Arkansas's toothless ethics law: Example, Mark Lowery | Arkansas Blog

Wednesday, November 16, 2016

Arkansas's toothless ethics law: Example, Mark Lowery

Posted By on Wed, Nov 16, 2016 at 7:26 AM

BUSTED AGAIN: Ethics scofflaw Mark Lowery.
  • BUSTED AGAIN: Ethics scofflaw Mark Lowery.
The Arkansas Democrat-Gazette's Michael Wickline reported this morning that, for the second time in four years, Republican Rep. Mark Lowery had been cited by the state Ethics Commission for failing to comply with campaign finance reporting law.

Lowery this year agreed — the day after he was re-elected —to  a $150 fine and a letter of caution for failure to file seven monthly reports on time.

Got it? A repeat ethics offender can commit serial violations in a new cycle, wait until after the election, pay $150 and all is forgiven, with a "caution." He also is allowed to say he didn't know better and that complaints about his failure to follow the law were being used as a "political weapon." How terribly unfair to cite public official misconduct in a political race!

Lowery's belief that these were "administrative" errors is not credible, particularly on top of past violation.

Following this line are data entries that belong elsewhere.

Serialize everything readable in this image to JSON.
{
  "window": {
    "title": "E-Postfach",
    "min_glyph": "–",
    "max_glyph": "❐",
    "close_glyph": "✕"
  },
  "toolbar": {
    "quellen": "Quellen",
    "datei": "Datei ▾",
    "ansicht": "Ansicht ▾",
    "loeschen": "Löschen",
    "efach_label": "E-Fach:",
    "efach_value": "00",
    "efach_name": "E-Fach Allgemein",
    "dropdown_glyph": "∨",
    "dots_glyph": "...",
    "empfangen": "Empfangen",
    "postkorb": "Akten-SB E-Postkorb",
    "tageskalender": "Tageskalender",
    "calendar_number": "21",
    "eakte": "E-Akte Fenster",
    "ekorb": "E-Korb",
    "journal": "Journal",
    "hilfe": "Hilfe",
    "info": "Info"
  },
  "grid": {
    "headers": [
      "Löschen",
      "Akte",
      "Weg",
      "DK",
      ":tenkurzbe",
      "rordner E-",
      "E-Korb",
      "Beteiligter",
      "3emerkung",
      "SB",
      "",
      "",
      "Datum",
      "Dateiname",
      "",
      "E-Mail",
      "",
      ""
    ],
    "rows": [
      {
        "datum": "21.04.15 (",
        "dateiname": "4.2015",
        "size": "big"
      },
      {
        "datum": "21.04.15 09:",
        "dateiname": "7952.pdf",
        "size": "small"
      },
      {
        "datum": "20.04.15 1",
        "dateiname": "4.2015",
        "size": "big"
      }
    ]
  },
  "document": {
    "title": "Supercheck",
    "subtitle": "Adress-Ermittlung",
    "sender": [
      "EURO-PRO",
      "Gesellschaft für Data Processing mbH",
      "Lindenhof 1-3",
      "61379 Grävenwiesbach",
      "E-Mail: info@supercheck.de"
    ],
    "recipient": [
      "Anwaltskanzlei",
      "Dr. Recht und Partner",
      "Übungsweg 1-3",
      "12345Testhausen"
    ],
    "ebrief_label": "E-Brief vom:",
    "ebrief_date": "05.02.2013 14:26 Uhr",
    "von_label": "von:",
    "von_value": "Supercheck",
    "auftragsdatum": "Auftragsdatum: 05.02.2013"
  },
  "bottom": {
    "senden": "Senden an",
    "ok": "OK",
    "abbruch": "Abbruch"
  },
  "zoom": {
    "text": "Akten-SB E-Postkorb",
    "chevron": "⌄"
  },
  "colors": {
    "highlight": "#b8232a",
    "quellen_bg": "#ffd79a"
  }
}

Lowery made so many "administrative" mistakes over an extended period that he couldn't avail himself of the get-out-of-jail free card that legislators wrote into the laughable ethics law. With it, legislators can "correct" errors within 30 days after they are called to their attention.

Some complaints are pending against other scofflaws. In time, they'll receive slaps on the wrist and the world will move on. Until there are meaningful penalties for ethics violations, legislators need not worry about them too much, particularly since the Ethics Commission rarely initiates investigations, but mostly acts on outside complaints.( You know: People with a political axe to grind.) In one-party Arkansas, with an Ethics Commission controlled by that party, it becomes even less likely a politician will face consequences for ethical misconduct.

Lowery hasn't filed his final campaign report yet, by the way. His 10-day pre-election report showed a cumulative $41,000 in contributions for the whole race, but the month covered gives you a flavor of the grassroots he serves. Itemized contributions:

screen_shot_2016-11-16_at_7.20.22_am.png

The late primary reports were similarly larded with money from corporate PACs. You know, had the information been available in a timely fashion, somebody might have tried to make political hay of that.

Tags: , , , , , , , , ,

From the ArkTimes store

Favorite

Comments (6)

Showing 1-6 of 6

Add a comment

 
Subscribe to this thread:
Showing 1-6 of 6

Add a comment

More by Max Brantley

Readers also liked…

  • IHOP coming down, but .....

    I always scan the Little Rock City Board for items of interest this week and this one caught my eye: A zoning measure required by a proposal to tear down the IHOP at Markham and University.
    • Apr 30, 2016
  • LR speakers blast state board for double standard

    A series of speakers, beginning with Sen. Joyce Elliott, denounced what they saw as a hidden agenda favoring charter schools at the state Department of Education and asked the state Board of Education for return of local control.
    • May 12, 2016
  • Civil War over in Fort Smith; lawyer strikes his Rebel mascot battle tent

    KSFM reports that Joey McCutchen, the lawyer who's been trying to restart the Civil War in Fort Smith over the School Board's decision to drop the Rebel mascot and related trappingsfor Southside High School, is dropping his School Board takeover campaign.
    • May 27, 2016

Most Shared

  • Industrial hemp pilot program coming soon to Arkansas

    One of the booths at this week's Ark-La-Tex Medical Cannabis Expo was hosted by the Arkansas Hemp Association, a trade group founded to promote and expand non-intoxicating industrial hemp as an agricultural crop in the state. AHA Vice President Jeremy Fisher said the first licenses to grow experimental plots of hemp in the state should be issued by the Arkansas State Plant Board next spring.
  • The prayers of Rapert

    Sen. Jason Rapert is keeping a close eye on the Alabama Senate race.

Most Viewed

Most Recent Comments

Blogroll

 

© 2017 Arkansas Times | 201 East Markham, Suite 200, Little Rock, AR 72201
Powered by Foundation